How many lines of the data contain the string "ship"? Write the number and nothing more.

»»

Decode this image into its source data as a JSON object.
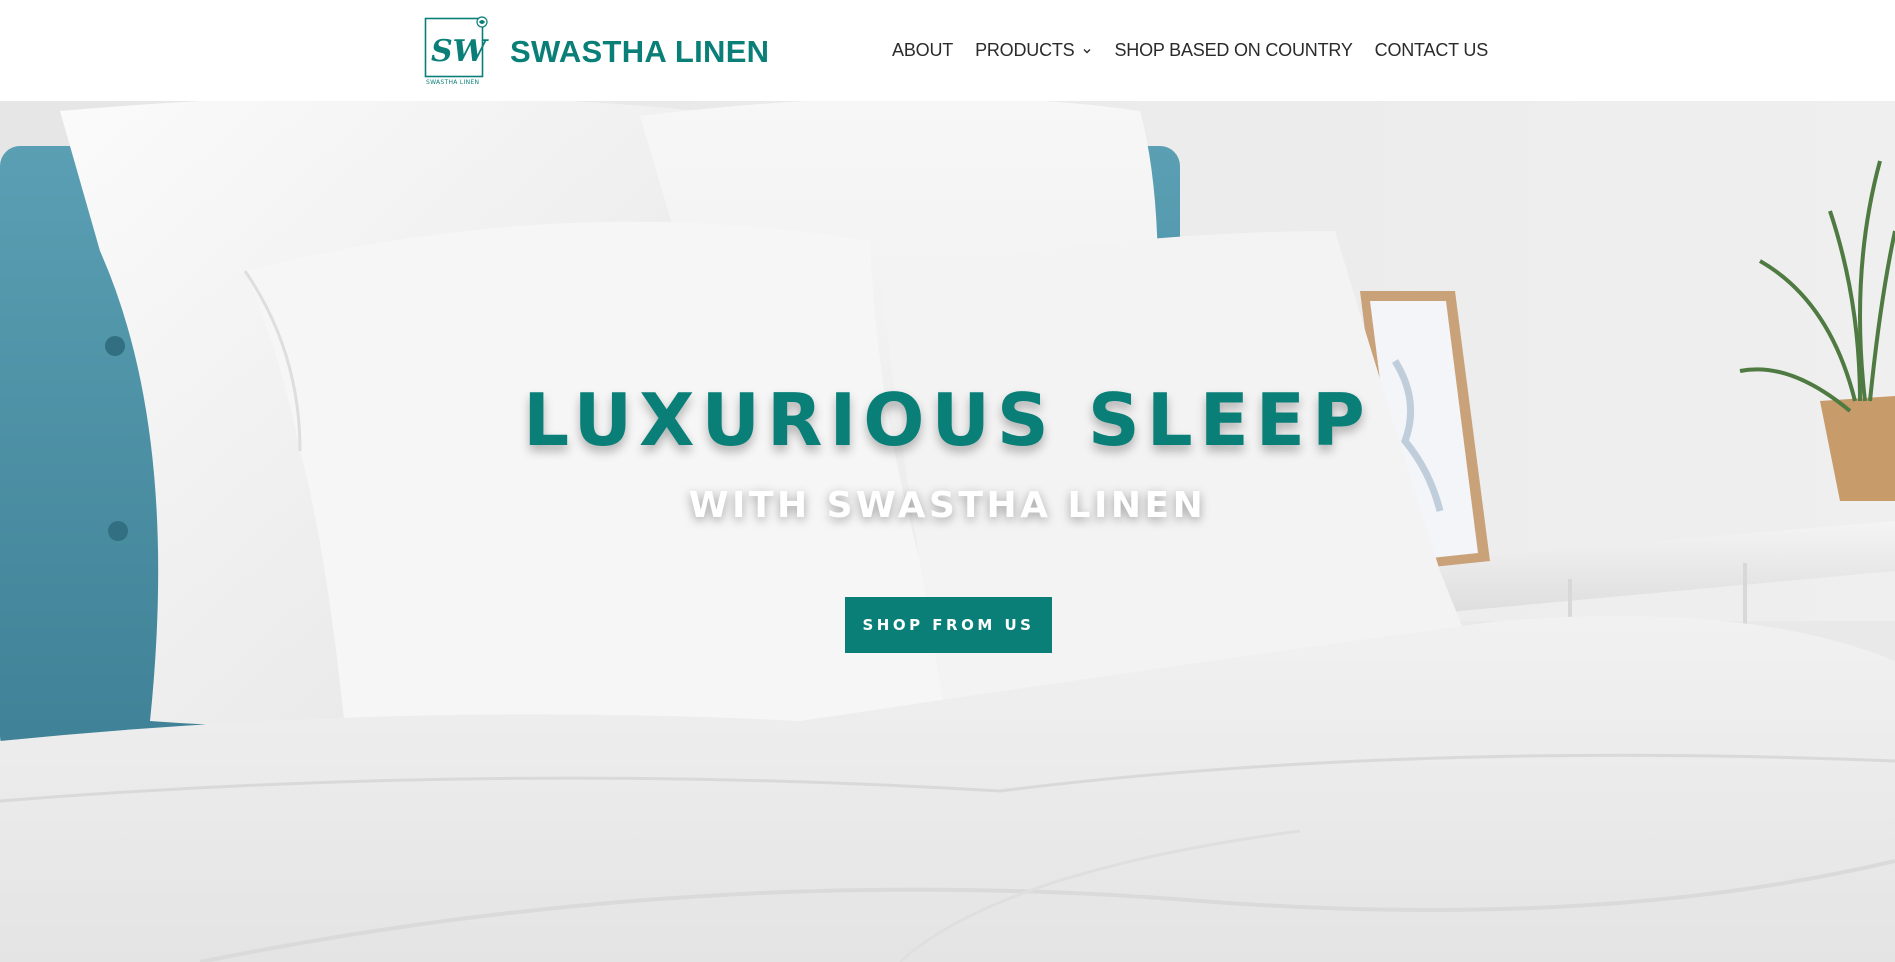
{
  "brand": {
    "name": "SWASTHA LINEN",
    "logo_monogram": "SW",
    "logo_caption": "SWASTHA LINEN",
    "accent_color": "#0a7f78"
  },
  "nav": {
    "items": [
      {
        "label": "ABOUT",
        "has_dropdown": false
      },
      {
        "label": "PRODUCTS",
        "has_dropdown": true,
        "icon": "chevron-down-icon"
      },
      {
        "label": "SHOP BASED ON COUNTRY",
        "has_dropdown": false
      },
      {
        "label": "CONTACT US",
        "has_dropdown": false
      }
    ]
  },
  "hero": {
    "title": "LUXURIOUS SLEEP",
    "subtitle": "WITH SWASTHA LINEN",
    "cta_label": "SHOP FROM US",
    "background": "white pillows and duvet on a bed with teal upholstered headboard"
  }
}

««
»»

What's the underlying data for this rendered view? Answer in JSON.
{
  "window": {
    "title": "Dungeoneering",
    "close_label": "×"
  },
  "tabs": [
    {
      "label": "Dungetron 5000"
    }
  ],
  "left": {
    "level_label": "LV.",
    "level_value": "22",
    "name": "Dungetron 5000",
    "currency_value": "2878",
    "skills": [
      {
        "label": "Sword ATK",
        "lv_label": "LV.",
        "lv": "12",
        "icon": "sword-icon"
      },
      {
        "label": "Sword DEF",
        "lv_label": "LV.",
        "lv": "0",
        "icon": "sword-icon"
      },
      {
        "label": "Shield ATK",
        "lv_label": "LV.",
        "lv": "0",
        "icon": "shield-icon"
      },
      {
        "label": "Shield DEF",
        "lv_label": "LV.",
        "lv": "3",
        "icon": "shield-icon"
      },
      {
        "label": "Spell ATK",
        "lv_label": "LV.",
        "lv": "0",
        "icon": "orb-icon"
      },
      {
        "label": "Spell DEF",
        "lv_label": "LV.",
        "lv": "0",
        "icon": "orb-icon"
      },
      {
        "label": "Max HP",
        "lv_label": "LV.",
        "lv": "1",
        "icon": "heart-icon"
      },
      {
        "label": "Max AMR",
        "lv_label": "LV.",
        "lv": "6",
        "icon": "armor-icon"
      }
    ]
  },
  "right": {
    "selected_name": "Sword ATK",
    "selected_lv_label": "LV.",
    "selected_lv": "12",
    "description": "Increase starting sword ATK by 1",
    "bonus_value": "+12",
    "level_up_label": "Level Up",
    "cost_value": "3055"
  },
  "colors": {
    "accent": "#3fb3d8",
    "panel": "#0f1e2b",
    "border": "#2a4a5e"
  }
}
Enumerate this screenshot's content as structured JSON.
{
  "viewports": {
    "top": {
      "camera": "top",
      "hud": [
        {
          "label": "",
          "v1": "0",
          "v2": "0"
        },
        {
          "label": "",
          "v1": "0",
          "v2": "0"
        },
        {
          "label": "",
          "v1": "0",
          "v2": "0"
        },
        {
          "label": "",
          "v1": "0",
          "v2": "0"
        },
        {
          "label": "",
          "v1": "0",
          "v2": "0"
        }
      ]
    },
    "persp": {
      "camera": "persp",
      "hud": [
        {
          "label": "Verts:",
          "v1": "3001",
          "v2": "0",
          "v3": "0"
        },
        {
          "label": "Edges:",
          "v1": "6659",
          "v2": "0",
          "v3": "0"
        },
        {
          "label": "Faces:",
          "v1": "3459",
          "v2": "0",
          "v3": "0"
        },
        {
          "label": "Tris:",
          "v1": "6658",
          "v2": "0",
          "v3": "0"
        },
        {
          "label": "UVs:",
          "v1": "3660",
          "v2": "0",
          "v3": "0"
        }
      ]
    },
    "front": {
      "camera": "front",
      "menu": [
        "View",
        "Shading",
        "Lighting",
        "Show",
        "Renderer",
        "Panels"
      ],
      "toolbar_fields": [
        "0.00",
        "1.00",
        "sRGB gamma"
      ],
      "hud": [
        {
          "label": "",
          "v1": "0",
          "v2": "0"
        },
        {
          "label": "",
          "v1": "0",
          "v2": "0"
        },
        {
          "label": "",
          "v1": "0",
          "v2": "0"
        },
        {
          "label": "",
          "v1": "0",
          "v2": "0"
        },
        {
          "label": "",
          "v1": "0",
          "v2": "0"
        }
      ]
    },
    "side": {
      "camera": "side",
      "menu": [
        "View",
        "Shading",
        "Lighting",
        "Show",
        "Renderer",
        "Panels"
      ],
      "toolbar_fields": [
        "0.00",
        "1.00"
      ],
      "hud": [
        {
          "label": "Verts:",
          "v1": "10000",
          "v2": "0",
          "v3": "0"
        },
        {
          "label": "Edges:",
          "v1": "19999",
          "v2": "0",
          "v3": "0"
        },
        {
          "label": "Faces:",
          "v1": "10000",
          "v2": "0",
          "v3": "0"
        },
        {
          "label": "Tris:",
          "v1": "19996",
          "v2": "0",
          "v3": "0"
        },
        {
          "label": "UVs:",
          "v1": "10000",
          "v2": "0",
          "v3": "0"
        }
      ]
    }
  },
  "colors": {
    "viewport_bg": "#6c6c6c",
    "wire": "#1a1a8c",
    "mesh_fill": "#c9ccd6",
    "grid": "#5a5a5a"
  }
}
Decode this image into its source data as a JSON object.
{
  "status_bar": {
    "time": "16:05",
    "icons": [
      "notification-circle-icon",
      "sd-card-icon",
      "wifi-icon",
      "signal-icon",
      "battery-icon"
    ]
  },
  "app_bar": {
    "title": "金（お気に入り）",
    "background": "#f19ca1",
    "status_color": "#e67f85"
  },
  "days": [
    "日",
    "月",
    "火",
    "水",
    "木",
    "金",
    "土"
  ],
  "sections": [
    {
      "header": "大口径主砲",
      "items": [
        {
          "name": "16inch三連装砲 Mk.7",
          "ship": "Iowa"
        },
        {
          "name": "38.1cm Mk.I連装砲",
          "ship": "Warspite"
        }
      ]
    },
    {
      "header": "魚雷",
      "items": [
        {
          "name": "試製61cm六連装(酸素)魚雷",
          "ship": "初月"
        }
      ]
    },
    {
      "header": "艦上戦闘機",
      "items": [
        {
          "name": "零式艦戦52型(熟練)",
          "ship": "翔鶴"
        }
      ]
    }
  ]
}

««
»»

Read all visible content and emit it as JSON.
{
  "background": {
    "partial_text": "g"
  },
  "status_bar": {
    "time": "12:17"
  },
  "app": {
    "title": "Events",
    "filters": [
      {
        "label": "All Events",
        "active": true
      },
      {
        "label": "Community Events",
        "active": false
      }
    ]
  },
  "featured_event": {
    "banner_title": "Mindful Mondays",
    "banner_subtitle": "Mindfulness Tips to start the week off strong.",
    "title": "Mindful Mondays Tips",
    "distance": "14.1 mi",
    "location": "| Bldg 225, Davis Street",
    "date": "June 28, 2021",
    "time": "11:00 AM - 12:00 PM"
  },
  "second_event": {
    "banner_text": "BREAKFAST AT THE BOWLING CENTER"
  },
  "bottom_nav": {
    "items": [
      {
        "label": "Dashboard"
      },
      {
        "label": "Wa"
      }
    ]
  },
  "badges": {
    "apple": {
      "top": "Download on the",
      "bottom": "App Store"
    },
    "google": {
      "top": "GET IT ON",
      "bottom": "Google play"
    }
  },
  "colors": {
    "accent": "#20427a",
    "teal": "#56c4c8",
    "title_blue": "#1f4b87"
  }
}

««

» TASK SOLUTION
4